> [Work to be completed]
Pull from the data below each line where the word "small" occurs, and copy it.

> [Task input]
● ● ● ●
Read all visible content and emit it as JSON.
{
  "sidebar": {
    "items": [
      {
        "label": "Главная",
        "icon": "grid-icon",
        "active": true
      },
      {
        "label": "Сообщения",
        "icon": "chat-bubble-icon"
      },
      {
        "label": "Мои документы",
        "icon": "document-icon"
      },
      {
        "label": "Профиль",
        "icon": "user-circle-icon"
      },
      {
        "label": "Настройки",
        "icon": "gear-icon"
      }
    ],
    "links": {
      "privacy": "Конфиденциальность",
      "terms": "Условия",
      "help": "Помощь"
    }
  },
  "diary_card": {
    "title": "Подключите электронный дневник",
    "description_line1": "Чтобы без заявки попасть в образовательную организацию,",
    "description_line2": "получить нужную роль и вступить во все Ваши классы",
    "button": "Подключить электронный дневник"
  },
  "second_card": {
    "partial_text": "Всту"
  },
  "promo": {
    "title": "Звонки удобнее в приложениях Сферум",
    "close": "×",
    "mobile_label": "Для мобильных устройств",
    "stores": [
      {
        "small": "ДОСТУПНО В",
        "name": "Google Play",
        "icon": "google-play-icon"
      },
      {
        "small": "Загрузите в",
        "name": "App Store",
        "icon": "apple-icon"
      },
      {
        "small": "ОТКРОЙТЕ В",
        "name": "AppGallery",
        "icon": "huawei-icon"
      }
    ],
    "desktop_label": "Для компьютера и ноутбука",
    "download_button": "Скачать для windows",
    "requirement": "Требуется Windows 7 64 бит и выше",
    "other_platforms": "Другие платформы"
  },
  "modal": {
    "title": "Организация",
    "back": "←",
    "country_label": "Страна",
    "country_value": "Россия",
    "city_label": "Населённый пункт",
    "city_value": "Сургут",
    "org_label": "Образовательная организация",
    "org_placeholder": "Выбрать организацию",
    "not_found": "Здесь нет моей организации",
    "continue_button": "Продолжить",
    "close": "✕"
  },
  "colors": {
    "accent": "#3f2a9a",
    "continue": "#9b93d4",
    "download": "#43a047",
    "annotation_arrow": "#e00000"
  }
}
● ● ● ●
> [Solution]
        "small": "ДОСТУПНО В",
        "small": "Загрузите в",
        "small": "ОТКРОЙТЕ В",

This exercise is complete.